Every now and then a game comes along that can only be described as “a cross between Game X and Game Y”. And so it is with Fall of Light: Darkest Edition, the latest title from the development team at Rune Heads.
The games in question this time around are Dark Souls, for the gameplay and mechanics, and Diablo, for the camera angle and view of the action. So can a third person, action adventure experience with the difficulty of Dark Souls and a non-movable camera fly in this day and age? The developers claim to have been inspired by the classic Ico game as well, so how does this mixture come together? I set off into the darkness to find out.

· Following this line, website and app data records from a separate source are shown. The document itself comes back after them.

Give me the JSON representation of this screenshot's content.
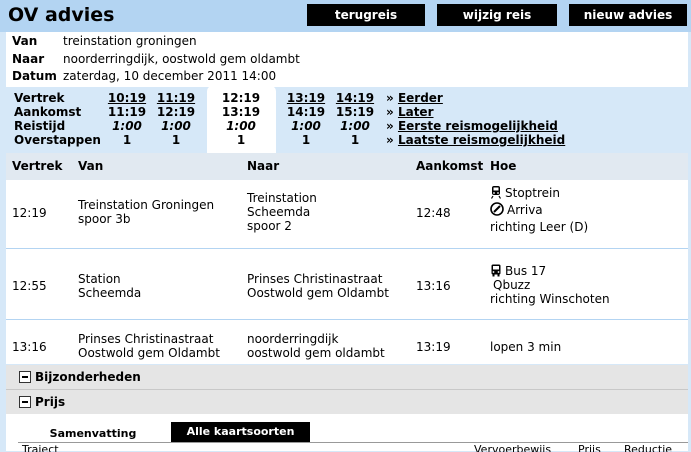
{
  "header": {
    "title": "OV advies"
  },
  "top_buttons": {
    "back": "terugreis",
    "change": "wijzig reis",
    "new": "nieuw advies"
  },
  "info": {
    "van_label": "Van",
    "van": "treinstation groningen",
    "naar_label": "Naar",
    "naar": "noorderringdijk, oostwold gem oldambt",
    "datum_label": "Datum",
    "datum": "zaterdag, 10 december 2011  14:00"
  },
  "options": {
    "labels": [
      "Vertrek",
      "Aankomst",
      "Reistijd",
      "Overstappen"
    ],
    "columns": [
      {
        "vertrek": "10:19",
        "aankomst": "11:19",
        "reistijd": "1:00",
        "overstappen": "1"
      },
      {
        "vertrek": "11:19",
        "aankomst": "12:19",
        "reistijd": "1:00",
        "overstappen": "1"
      },
      {
        "vertrek": "12:19",
        "aankomst": "13:19",
        "reistijd": "1:00",
        "overstappen": "1"
      },
      {
        "vertrek": "13:19",
        "aankomst": "14:19",
        "reistijd": "1:00",
        "overstappen": "1"
      },
      {
        "vertrek": "14:19",
        "aankomst": "15:19",
        "reistijd": "1:00",
        "overstappen": "1"
      }
    ],
    "selected_index": 2,
    "nav": [
      "Eerder",
      "Later",
      "Eerste reismogelijkheid",
      "Laatste reismogelijkheid"
    ],
    "nav_prefix": "»"
  },
  "table": {
    "headers": {
      "vertrek": "Vertrek",
      "van": "Van",
      "naar": "Naar",
      "aankomst": "Aankomst",
      "hoe": "Hoe"
    },
    "rows": [
      {
        "vertrek": "12:19",
        "van1": "Treinstation Groningen",
        "van2": "spoor 3b",
        "naar1": "Treinstation",
        "naar2": "Scheemda",
        "naar3": "spoor 2",
        "aankomst": "12:48",
        "hoe1": "Stoptrein",
        "hoe2": "Arriva",
        "hoe3": "richting Leer (D)",
        "icon1": "train-icon",
        "icon2": "arriva-logo-icon"
      },
      {
        "vertrek": "12:55",
        "van1": "Station",
        "van2": "Scheemda",
        "naar1": "Prinses Christinastraat",
        "naar2": "Oostwold gem Oldambt",
        "aankomst": "13:16",
        "hoe1": "Bus 17",
        "hoe2": "Qbuzz",
        "hoe3": "richting Winschoten",
        "icon1": "bus-icon"
      },
      {
        "vertrek": "13:16",
        "van1": "Prinses Christinastraat",
        "van2": "Oostwold gem Oldambt",
        "naar1": "noorderringdijk",
        "naar2": "oostwold gem oldambt",
        "aankomst": "13:19",
        "hoe1": "lopen 3 min"
      }
    ]
  },
  "sections": {
    "details": "Bijzonderheden",
    "price": "Prijs"
  },
  "price": {
    "tabs": [
      "Samenvatting",
      "Alle kaartsoorten"
    ],
    "active_tab": 1,
    "columns": [
      "Traject",
      "Vervoerbewijs",
      "Prijs",
      "Reductie"
    ]
  }
}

The story of Fall of Light revolves around a grizzled old warrior, Nyx. As the world around him descends into darkness and the general end of the world type problems occur, he resolves to take his daughter, Aether, to safety in the last place on Earth that still sees the light. Aether is known as “The Indigo Child”, and being a young girl, she needs to be protected from all the bad people between the village and the ultimate destination. Aether can be told to wait while you scout ahead, but if she is near to Nyx she powers up his attacks, causing his sword to flame and extra damage to occur. If she is left alone though then she can come under attack from the minions of the Darkness, so there’s a decent risk/reward mechanic you have to take into account throughout. You can also hold her hand to keep her near you as you run through the ruined world.
As you’d expect from a game like this, the story isn’t handed to you on a plate; you have to do a bit of work to piece it together by speaking to NPCs and exploring to find clues. This can be quite rewarding, as there seems to be a good amount of depth to the back story, something that always please me. Of course, the more you run around exploring, the more enemies you’ll come into contact with, inevitably leading to combat.
On the whole, the combat is done well, with the familiar lock on circle that anyone who has played Souls will be familiar with. Unfortunately, the response to the controls simply isn’t fast enough to keep up with the demands of a game like this, a fact that is brought home to you as early as the first boss battle. See, this guy has a very annoying fireball attack that you have to dodge, but the split second delay in between pressing the button and the guy on screen trying to roll is usually enough to get at least one of the fireballs to hit, and if that happens it’s pretty much game over, as they knock you off your feet, and the time it takes Nyx to regain his footing is almost exactly the same as it takes for the next fireball to hit you. Add to this the fact that you need to take the first boss down to gain the power to heal yourself, and this is one of the most frustrating opening sections of a game I’ve ever played. Many, many bad words were uttered before I finally took him down, but weirdly once he’s dead, Fall of Light opens out into a much more balanced and almost user friendly experience.
The other issue with the combat is a proper sense of impact; a sense that you are applying the pointy end of a lump of metal to the faces of bad people. The range of the sword also seems a little hit and miss, if you’ll pardon the pun, sometimes harmlessly swishing past allowing an enemy an easy cheap shot.
The rest of the familiar Dark Souls tropes are all present and correct. The bonfires this time around can be kindled, the light from them keeping the enemies at bay, allowing Aether to be alone for a while. Normally these coincide with a section of many enemies, so leaving her there can be a good move.
Aether can also consecrate statues, allowing them to be used as save and respawn points if you should die. Interacting with them has the effect of resetting the enemies in the level, and if you die this also happens. If you do perish however, Aether also dies: this is very affecting the first time you see it, as you have to revive her from a pile of glowing ash. Of course, in order to revive her you have to reach her, and that can sometimes be easier said than done.
Luckily, or unluckily depending on how you look at it, defeating enemies allows you to heal. Put another way, you have to fight and risk death in order to be able to heal, and this is another way that risk/reward can come into play. Of course, Dark Souls tactics work well here, and baiting enemies to approach you for a damn good thrashing one at a time is always preferable to getting swarmed.
Graphically and Fall of Light: Darkest Edition works well, barring certain camera related issues. The viewpoint is decent for the most part, allowing you to see what’s happening, but problems arise when there are walls in the way. The accepted practice in most games is for the wall to become translucent, so you can still see what’s happening. This doesn’t happen in Fall of Light though, and more than once I managed to kill myself walking off a narrow path I couldn’t see. Accompanying the visuals is the usual audio presence, but if I’m honest, it doesn’t really feature that much. This does however seem to be a stylistic choice; the silence as you walk and fight actually helps with the feeling of oppression, with the sense that you are walking through a world barely hanging on.
Fall of Light: Darkest Edition is a game that does enough to just about make it worthy of recommendation. The graphics and art style work in the setting, the story is interesting and the combat can be rewarding – at least when it’s not pad bitingly frustrating. There is a little trick to the fighting that I’m not going to reveal here, but around 90% of the time it will enable you to take down the biggest enemies fairly easily. This does cheapen the experience somewhat, but overall this is a interesting entry into the Souls genre. While problems with combat and the camera can make Fall of Light harder than it needs to be, the pull is there to push through and see what comes next.